[What is needed]: Return the lines below in which the string "August" occurs.

[Stored data]:
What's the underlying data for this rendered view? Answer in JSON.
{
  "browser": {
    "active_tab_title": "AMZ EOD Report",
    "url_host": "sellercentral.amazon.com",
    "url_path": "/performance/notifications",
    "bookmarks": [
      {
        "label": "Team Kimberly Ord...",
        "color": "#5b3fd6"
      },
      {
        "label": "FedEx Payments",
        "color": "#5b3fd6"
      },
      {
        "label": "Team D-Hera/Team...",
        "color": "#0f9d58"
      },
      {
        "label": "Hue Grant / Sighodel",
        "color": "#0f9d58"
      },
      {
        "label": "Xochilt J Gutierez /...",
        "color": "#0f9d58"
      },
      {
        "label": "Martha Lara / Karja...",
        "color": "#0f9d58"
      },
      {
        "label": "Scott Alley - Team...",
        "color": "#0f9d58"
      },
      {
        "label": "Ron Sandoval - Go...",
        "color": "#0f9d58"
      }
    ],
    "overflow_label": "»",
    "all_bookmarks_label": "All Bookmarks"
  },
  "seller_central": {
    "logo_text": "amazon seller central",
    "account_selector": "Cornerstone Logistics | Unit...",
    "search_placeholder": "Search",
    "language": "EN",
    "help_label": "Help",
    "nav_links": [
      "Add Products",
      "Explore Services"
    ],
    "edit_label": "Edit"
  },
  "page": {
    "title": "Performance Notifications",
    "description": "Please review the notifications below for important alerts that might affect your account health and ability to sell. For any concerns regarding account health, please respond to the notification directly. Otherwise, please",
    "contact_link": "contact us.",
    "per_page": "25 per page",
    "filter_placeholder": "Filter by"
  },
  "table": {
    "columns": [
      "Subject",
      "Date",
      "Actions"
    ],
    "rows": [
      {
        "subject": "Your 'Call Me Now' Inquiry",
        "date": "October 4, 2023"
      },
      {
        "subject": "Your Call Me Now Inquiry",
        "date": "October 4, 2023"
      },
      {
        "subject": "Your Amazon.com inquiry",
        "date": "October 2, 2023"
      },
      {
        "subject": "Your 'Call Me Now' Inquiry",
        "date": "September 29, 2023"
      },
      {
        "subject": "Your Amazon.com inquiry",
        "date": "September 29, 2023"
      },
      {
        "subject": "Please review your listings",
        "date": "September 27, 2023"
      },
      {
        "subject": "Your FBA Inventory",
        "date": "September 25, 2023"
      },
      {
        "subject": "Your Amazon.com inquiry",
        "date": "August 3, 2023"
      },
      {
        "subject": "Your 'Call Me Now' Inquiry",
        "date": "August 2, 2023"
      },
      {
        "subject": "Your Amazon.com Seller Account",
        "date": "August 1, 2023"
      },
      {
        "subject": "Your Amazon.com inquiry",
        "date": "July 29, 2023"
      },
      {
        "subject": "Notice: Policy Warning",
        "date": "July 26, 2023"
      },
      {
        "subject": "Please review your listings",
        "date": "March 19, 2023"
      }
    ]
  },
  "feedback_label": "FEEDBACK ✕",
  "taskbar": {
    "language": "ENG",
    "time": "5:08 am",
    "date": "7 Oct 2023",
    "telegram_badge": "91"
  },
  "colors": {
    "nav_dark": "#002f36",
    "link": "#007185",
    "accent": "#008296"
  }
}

[Output for this exercise]:
        "date": "August 3, 2023"
        "date": "August 2, 2023"
        "date": "August 1, 2023"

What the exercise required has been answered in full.